Did you know that there is a BT Foresight and Futurology Unit? It was established in the 1990s and has a small nucleus of people who have made this think tank on the future and how to prepare for it, highly respected and influential.
Futurology is an analytical, fully reasoned-out prediction of the future. It’s not crystal ball gazing, but a hard-headed look at what is likely to be coming and how to prepare for it. It usually takes the form of forecasts by analysts, on anything from renewable energy, trends in oil prices, fashion design, with an eye to anticipating business niches and future requirements.
A key strand of futurology is future studies. This is the discipline of exploring possible journeys, transformations and conclusions that have just commenced. It is a rapidly expanding area of research and analysis that is having an increasing impact on success, both for organizations and for individuals. Unsurprisingly, this is because everything is changing and developing so fast. Whereas in the course of history, innovation and change was measured in centuries, then decades, these days almost every day there is a new invention, development or possibility available to those who are prepared to grasp it. Look at Victorian and early 20th century Science fiction authors (Jules Verne, HG Wells, Isaac Asimov) who have made many technological predictions. Some have been chillingly predictive, others remain unattained and possibly unattainable.

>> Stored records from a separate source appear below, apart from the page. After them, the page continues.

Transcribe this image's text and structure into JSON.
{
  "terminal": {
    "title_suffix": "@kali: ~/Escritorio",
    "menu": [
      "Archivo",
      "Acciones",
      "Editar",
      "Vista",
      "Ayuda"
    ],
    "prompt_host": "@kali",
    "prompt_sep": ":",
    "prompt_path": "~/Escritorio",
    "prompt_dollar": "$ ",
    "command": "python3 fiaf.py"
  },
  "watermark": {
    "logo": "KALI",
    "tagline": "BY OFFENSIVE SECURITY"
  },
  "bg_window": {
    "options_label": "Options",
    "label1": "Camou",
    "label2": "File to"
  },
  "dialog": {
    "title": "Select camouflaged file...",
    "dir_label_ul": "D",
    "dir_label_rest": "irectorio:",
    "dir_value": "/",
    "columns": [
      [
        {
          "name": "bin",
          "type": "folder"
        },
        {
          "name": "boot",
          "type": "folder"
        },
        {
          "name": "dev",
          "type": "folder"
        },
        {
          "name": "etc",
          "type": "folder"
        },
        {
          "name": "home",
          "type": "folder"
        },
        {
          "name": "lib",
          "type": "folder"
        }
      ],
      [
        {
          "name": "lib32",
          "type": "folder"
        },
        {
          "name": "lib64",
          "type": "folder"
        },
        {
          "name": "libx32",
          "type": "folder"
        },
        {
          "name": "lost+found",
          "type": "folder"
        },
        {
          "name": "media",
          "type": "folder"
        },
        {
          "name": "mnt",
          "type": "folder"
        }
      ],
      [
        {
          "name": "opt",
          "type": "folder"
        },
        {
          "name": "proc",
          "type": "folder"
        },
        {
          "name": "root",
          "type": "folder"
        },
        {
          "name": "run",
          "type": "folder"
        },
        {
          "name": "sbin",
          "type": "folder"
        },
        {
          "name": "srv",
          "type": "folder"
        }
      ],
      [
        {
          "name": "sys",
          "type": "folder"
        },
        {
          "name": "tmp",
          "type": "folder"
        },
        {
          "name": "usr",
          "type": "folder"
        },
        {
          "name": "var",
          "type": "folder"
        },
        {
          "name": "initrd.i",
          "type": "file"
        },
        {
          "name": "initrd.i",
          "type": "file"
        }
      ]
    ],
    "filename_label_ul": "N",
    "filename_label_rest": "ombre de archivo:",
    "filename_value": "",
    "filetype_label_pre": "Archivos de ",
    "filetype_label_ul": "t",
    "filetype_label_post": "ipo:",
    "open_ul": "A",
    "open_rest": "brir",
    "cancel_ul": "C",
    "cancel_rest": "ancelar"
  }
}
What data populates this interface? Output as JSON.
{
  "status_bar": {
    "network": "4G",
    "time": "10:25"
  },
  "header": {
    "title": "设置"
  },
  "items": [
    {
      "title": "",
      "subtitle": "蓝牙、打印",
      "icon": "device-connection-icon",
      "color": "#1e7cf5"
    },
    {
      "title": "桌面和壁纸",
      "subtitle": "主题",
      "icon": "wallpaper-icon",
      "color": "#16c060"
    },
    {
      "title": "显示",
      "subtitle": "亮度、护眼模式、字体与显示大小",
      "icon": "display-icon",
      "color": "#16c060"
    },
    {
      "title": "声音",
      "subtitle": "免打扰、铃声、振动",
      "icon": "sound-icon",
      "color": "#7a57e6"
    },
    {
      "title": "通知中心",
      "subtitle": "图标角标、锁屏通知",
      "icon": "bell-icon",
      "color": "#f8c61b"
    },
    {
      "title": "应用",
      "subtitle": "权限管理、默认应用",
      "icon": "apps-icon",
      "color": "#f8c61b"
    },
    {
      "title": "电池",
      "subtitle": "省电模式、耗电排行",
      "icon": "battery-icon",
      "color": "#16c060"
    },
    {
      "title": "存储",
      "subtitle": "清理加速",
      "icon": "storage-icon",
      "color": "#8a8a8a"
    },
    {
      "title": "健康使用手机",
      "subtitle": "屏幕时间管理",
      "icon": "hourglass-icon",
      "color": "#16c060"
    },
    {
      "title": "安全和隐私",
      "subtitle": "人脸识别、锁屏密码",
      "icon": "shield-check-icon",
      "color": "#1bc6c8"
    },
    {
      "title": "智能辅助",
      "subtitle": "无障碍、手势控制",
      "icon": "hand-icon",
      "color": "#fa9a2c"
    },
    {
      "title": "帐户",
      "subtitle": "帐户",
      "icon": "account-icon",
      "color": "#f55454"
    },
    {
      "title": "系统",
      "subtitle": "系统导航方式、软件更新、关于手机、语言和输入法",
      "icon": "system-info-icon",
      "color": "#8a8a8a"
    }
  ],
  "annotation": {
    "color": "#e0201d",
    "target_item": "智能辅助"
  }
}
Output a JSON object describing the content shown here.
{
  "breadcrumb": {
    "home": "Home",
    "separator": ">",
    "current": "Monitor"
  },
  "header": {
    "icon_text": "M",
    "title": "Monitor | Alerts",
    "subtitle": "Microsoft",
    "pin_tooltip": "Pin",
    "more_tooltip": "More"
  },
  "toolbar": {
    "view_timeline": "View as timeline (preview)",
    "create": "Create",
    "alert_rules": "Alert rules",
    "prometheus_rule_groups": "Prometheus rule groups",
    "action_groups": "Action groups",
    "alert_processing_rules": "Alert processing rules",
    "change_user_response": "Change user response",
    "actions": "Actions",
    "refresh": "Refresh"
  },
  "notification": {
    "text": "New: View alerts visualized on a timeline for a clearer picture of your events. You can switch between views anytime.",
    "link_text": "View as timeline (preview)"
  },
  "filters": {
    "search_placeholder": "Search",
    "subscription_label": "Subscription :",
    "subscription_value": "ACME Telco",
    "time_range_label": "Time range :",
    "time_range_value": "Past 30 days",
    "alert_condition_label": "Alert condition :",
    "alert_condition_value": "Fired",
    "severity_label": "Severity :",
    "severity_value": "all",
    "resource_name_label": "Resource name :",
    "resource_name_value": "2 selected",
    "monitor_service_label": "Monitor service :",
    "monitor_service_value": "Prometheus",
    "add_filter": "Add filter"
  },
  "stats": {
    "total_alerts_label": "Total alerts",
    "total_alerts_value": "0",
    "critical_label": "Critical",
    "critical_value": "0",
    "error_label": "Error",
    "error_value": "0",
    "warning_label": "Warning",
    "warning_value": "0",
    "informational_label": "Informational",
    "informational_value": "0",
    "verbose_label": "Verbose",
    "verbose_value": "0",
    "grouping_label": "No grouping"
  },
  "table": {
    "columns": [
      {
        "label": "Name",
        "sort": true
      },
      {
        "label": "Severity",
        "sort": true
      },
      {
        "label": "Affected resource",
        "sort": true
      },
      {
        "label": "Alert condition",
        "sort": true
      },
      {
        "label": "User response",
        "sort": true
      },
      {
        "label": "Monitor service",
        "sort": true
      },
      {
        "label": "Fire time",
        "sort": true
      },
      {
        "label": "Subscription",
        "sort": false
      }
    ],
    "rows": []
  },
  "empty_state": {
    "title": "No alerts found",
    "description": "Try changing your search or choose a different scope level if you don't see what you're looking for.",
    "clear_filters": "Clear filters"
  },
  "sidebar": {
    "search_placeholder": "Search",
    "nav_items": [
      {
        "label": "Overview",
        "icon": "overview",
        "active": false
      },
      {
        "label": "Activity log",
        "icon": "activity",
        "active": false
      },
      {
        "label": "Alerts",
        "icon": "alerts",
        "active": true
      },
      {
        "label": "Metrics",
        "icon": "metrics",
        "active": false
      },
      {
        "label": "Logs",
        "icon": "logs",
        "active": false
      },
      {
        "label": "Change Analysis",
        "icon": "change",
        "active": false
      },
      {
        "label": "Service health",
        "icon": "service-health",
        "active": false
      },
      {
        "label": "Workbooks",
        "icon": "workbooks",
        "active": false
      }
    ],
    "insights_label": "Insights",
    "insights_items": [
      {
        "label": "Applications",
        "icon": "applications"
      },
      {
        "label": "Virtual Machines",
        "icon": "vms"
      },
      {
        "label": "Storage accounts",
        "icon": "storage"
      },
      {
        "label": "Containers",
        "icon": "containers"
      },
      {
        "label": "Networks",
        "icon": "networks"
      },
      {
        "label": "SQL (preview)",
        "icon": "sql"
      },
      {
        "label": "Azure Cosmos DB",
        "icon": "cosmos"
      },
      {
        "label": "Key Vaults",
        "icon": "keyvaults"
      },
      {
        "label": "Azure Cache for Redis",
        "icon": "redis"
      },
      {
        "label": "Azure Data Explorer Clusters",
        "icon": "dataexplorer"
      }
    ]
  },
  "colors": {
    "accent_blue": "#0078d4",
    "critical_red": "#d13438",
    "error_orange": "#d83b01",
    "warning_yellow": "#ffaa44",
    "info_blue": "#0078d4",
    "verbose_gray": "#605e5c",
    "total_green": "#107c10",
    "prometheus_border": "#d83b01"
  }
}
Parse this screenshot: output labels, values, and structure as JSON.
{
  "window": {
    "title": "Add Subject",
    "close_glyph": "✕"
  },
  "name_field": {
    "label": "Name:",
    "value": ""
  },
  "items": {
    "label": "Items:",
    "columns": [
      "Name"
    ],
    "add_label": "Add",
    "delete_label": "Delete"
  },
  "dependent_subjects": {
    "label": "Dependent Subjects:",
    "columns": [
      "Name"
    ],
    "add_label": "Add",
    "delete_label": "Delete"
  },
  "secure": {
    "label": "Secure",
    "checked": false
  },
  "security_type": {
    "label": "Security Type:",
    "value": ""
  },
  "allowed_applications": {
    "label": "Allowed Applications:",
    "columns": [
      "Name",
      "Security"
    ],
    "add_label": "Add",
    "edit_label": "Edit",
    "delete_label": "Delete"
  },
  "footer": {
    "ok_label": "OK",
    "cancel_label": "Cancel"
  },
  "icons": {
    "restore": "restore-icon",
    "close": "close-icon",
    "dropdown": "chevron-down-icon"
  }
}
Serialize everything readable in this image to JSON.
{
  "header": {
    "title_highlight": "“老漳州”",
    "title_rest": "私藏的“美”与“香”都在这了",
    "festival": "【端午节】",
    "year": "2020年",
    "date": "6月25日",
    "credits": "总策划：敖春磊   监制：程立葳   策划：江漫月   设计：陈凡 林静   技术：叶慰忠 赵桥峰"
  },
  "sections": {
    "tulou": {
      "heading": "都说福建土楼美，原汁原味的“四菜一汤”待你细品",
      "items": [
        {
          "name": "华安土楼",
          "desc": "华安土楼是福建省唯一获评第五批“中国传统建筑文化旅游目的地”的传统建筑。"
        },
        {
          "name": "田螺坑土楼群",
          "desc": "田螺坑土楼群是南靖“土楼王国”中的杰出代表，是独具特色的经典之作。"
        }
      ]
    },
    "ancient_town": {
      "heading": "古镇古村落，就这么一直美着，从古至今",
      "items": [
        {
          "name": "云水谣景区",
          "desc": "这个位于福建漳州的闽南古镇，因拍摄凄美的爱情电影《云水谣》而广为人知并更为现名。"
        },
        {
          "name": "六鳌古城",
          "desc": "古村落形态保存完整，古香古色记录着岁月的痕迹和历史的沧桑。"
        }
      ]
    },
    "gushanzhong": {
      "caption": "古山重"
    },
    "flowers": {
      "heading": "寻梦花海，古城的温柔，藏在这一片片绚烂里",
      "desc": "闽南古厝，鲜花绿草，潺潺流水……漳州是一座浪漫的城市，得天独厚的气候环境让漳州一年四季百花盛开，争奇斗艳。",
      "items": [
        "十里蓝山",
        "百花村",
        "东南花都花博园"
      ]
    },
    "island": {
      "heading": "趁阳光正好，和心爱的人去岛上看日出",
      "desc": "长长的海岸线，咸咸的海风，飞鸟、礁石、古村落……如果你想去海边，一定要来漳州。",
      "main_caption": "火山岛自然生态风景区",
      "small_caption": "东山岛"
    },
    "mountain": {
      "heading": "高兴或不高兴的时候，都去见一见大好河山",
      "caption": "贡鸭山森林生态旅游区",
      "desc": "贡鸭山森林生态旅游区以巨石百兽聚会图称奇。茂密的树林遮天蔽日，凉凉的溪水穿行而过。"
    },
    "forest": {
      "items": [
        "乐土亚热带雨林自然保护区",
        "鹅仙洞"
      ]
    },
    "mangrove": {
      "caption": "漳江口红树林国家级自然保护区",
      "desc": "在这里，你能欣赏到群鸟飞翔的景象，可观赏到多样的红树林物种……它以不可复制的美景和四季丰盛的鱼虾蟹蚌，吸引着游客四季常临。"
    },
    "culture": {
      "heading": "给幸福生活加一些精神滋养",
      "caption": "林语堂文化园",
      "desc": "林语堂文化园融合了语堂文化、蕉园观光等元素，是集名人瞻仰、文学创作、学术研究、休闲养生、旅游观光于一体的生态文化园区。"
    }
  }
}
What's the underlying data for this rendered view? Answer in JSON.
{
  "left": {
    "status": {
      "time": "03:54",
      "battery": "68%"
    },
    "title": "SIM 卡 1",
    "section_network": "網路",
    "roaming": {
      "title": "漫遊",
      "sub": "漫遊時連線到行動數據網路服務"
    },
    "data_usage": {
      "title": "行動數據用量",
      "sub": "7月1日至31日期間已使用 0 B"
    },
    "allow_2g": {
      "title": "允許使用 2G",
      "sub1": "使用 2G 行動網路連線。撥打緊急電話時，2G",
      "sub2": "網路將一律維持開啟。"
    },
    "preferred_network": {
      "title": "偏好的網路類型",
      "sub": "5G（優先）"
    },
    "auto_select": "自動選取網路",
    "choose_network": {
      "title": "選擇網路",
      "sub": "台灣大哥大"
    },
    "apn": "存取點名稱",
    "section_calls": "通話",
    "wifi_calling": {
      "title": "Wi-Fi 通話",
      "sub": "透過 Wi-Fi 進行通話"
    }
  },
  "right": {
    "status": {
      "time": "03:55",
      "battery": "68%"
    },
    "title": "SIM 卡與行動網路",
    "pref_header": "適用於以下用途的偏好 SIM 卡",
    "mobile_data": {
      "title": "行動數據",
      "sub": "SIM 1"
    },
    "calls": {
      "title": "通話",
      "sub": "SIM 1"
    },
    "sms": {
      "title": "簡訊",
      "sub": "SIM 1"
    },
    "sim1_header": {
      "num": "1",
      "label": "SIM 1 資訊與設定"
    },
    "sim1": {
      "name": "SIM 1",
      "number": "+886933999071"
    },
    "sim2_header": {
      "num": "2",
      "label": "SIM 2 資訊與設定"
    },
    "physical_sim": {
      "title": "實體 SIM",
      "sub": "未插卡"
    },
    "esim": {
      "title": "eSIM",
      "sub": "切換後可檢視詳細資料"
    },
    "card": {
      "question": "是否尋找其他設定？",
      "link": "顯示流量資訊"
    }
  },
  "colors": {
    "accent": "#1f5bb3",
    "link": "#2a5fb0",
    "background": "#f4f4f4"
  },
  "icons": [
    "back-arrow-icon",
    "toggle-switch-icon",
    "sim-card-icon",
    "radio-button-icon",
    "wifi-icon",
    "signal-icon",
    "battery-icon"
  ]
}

Whereas those Victorian used more imagination than science in developing the predictions that appeared in their stories, future studies requires considerable study and research, coupled with creativity, wisdom, and insight. If you want a definition then future studies can be said to be something akin to “the forward-looking equivalent of history”. History is all about where we have been, what happened and why (with the benefit of hindsight). Futures studies is about informed foresight; where we are going, where do we want to go, how we get there and the problems and opportunities we will encounter en route. The discipline of future studies encompasses creativity, intellect, politics, geography, biology, theology, technology, economics, psychology, and cultural/social developments. In a nut-shell it’s a study of human evolution and life and not just where it is going, but where we want to steer it to go. It’s not just a study of what might be perceived of as an inevitable future, but possible other futures, and more importantly, preferable futures. It’s a holistic systemic view of many different strands and where they may be leading and how we knit them together to bend them to a future we want.
Here’s an example of a futurology timeline created a few years ago from the author inventor, futurologist and “restless genius” Ray Kurzweil: